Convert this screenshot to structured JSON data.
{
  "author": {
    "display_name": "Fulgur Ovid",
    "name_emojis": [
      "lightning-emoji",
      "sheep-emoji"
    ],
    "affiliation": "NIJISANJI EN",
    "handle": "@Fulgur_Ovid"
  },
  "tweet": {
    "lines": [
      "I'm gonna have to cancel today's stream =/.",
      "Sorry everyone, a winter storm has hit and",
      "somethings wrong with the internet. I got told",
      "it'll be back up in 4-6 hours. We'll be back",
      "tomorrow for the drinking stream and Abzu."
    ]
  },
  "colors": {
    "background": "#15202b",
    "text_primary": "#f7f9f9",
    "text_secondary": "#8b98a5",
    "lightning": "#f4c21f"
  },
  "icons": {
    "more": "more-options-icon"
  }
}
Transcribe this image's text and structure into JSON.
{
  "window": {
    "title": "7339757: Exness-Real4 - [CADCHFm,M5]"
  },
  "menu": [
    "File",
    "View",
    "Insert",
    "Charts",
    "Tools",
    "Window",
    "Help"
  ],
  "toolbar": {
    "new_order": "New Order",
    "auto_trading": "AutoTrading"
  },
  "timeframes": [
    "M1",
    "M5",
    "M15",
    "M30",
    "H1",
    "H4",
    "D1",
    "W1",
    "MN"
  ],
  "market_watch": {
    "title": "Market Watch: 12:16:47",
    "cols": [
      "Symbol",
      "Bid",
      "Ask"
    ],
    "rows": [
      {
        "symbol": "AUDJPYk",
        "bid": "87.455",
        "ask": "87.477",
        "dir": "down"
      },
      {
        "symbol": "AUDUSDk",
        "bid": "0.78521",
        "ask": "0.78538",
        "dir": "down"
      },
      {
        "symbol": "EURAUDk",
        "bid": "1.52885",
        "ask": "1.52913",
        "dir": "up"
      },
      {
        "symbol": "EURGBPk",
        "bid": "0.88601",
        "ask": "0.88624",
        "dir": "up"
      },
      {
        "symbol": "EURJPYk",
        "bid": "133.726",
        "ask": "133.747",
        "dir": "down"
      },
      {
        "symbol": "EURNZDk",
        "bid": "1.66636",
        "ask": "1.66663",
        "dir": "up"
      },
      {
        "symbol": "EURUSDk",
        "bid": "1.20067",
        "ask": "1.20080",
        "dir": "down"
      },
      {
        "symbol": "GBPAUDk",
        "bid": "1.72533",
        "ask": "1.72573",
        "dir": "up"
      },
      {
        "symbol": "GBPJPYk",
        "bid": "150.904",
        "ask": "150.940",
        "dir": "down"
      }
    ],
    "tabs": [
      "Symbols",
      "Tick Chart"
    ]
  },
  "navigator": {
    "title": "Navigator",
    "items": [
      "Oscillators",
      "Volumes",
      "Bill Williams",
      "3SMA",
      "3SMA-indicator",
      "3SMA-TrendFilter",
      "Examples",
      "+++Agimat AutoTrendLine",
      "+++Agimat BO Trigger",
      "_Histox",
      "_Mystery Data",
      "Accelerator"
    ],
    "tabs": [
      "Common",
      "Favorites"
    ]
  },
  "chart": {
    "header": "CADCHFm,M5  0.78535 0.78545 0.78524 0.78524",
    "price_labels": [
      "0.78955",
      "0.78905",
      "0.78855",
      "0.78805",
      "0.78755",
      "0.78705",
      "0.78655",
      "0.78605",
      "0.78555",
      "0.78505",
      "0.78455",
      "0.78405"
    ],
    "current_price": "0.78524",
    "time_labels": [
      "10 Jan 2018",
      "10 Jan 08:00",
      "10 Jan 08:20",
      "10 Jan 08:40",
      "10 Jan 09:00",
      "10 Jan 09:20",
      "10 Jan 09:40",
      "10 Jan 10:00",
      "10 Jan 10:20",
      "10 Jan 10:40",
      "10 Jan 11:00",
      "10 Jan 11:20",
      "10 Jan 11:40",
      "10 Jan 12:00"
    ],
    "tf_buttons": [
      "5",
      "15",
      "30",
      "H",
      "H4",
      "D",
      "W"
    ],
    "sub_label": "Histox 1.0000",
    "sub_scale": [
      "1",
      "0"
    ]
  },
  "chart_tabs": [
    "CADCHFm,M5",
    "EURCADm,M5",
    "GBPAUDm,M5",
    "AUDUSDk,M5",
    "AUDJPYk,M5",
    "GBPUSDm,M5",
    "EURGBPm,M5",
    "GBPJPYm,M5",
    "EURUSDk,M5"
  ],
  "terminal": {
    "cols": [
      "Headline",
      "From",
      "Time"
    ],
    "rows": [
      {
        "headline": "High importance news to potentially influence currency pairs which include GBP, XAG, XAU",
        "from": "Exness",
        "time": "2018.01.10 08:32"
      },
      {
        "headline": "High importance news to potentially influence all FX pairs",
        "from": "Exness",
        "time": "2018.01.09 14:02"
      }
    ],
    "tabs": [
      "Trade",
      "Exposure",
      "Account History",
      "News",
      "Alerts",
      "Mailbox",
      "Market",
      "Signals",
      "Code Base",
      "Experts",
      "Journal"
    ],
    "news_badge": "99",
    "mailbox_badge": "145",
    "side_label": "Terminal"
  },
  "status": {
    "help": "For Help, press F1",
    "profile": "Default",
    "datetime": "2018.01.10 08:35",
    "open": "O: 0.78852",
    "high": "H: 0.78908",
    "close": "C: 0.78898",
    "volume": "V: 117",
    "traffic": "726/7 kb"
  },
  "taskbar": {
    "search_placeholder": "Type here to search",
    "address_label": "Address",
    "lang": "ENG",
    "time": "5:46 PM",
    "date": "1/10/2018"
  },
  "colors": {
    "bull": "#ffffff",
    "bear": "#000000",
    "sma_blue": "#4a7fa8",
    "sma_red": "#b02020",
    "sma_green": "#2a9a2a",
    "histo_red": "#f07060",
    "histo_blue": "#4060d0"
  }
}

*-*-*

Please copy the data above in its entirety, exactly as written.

Convert this screenshot to structured JSON data.
{
  "author": {
    "display_name": "Fulgur Ovid",
    "name_emojis": [
      "lightning-emoji",
      "sheep-emoji"
    ],
    "affiliation": "NIJISANJI EN",
    "handle": "@Fulgur_Ovid"
  },
  "tweet": {
    "lines": [
      "I'm gonna have to cancel today's stream =/.",
      "Sorry everyone, a winter storm has hit and",
      "somethings wrong with the internet. I got told",
      "it'll be back up in 4-6 hours. We'll be back",
      "tomorrow for the drinking stream and Abzu."
    ]
  },
  "colors": {
    "background": "#15202b",
    "text_primary": "#f7f9f9",
    "text_secondary": "#8b98a5",
    "lightning": "#f4c21f"
  },
  "icons": {
    "more": "more-options-icon"
  }
}
Transcribe this image's text and structure into JSON.
{
  "window": {
    "title": "7339757: Exness-Real4 - [CADCHFm,M5]"
  },
  "menu": [
    "File",
    "View",
    "Insert",
    "Charts",
    "Tools",
    "Window",
    "Help"
  ],
  "toolbar": {
    "new_order": "New Order",
    "auto_trading": "AutoTrading"
  },
  "timeframes": [
    "M1",
    "M5",
    "M15",
    "M30",
    "H1",
    "H4",
    "D1",
    "W1",
    "MN"
  ],
  "market_watch": {
    "title": "Market Watch: 12:16:47",
    "cols": [
      "Symbol",
      "Bid",
      "Ask"
    ],
    "rows": [
      {
        "symbol": "AUDJPYk",
        "bid": "87.455",
        "ask": "87.477",
        "dir": "down"
      },
      {
        "symbol": "AUDUSDk",
        "bid": "0.78521",
        "ask": "0.78538",
        "dir": "down"
      },
      {
        "symbol": "EURAUDk",
        "bid": "1.52885",
        "ask": "1.52913",
        "dir": "up"
      },
      {
        "symbol": "EURGBPk",
        "bid": "0.88601",
        "ask": "0.88624",
        "dir": "up"
      },
      {
        "symbol": "EURJPYk",
        "bid": "133.726",
        "ask": "133.747",
        "dir": "down"
      },
      {
        "symbol": "EURNZDk",
        "bid": "1.66636",
        "ask": "1.66663",
        "dir": "up"
      },
      {
        "symbol": "EURUSDk",
        "bid": "1.20067",
        "ask": "1.20080",
        "dir": "down"
      },
      {
        "symbol": "GBPAUDk",
        "bid": "1.72533",
        "ask": "1.72573",
        "dir": "up"
      },
      {
        "symbol": "GBPJPYk",
        "bid": "150.904",
        "ask": "150.940",
        "dir": "down"
      }
    ],
    "tabs": [
      "Symbols",
      "Tick Chart"
    ]
  },
  "navigator": {
    "title": "Navigator",
    "items": [
      "Oscillators",
      "Volumes",
      "Bill Williams",
      "3SMA",
      "3SMA-indicator",
      "3SMA-TrendFilter",
      "Examples",
      "+++Agimat AutoTrendLine",
      "+++Agimat BO Trigger",
      "_Histox",
      "_Mystery Data",
      "Accelerator"
    ],
    "tabs": [
      "Common",
      "Favorites"
    ]
  },
  "chart": {
    "header": "CADCHFm,M5  0.78535 0.78545 0.78524 0.78524",
    "price_labels": [
      "0.78955",
      "0.78905",
      "0.78855",
      "0.78805",
      "0.78755",
      "0.78705",
      "0.78655",
      "0.78605",
      "0.78555",
      "0.78505",
      "0.78455",
      "0.78405"
    ],
    "current_price": "0.78524",
    "time_labels": [
      "10 Jan 2018",
      "10 Jan 08:00",
      "10 Jan 08:20",
      "10 Jan 08:40",
      "10 Jan 09:00",
      "10 Jan 09:20",
      "10 Jan 09:40",
      "10 Jan 10:00",
      "10 Jan 10:20",
      "10 Jan 10:40",
      "10 Jan 11:00",
      "10 Jan 11:20",
      "10 Jan 11:40",
      "10 Jan 12:00"
    ],
    "tf_buttons": [
      "5",
      "15",
      "30",
      "H",
      "H4",
      "D",
      "W"
    ],
    "sub_label": "Histox 1.0000",
    "sub_scale": [
      "1",
      "0"
    ]
  },
  "chart_tabs": [
    "CADCHFm,M5",
    "EURCADm,M5",
    "GBPAUDm,M5",
    "AUDUSDk,M5",
    "AUDJPYk,M5",
    "GBPUSDm,M5",
    "EURGBPm,M5",
    "GBPJPYm,M5",
    "EURUSDk,M5"
  ],
  "terminal": {
    "cols": [
      "Headline",
      "From",
      "Time"
    ],
    "rows": [
      {
        "headline": "High importance news to potentially influence currency pairs which include GBP, XAG, XAU",
        "from": "Exness",
        "time": "2018.01.10 08:32"
      },
      {
        "headline": "High importance news to potentially influence all FX pairs",
        "from": "Exness",
        "time": "2018.01.09 14:02"
      }
    ],
    "tabs": [
      "Trade",
      "Exposure",
      "Account History",
      "News",
      "Alerts",
      "Mailbox",
      "Market",
      "Signals",
      "Code Base",
      "Experts",
      "Journal"
    ],
    "news_badge": "99",
    "mailbox_badge": "145",
    "side_label": "Terminal"
  },
  "status": {
    "help": "For Help, press F1",
    "profile": "Default",
    "datetime": "2018.01.10 08:35",
    "open": "O: 0.78852",
    "high": "H: 0.78908",
    "close": "C: 0.78898",
    "volume": "V: 117",
    "traffic": "726/7 kb"
  },
  "taskbar": {
    "search_placeholder": "Type here to search",
    "address_label": "Address",
    "lang": "ENG",
    "time": "5:46 PM",
    "date": "1/10/2018"
  },
  "colors": {
    "bull": "#ffffff",
    "bear": "#000000",
    "sma_blue": "#4a7fa8",
    "sma_red": "#b02020",
    "sma_green": "#2a9a2a",
    "histo_red": "#f07060",
    "histo_blue": "#4060d0"
  }
}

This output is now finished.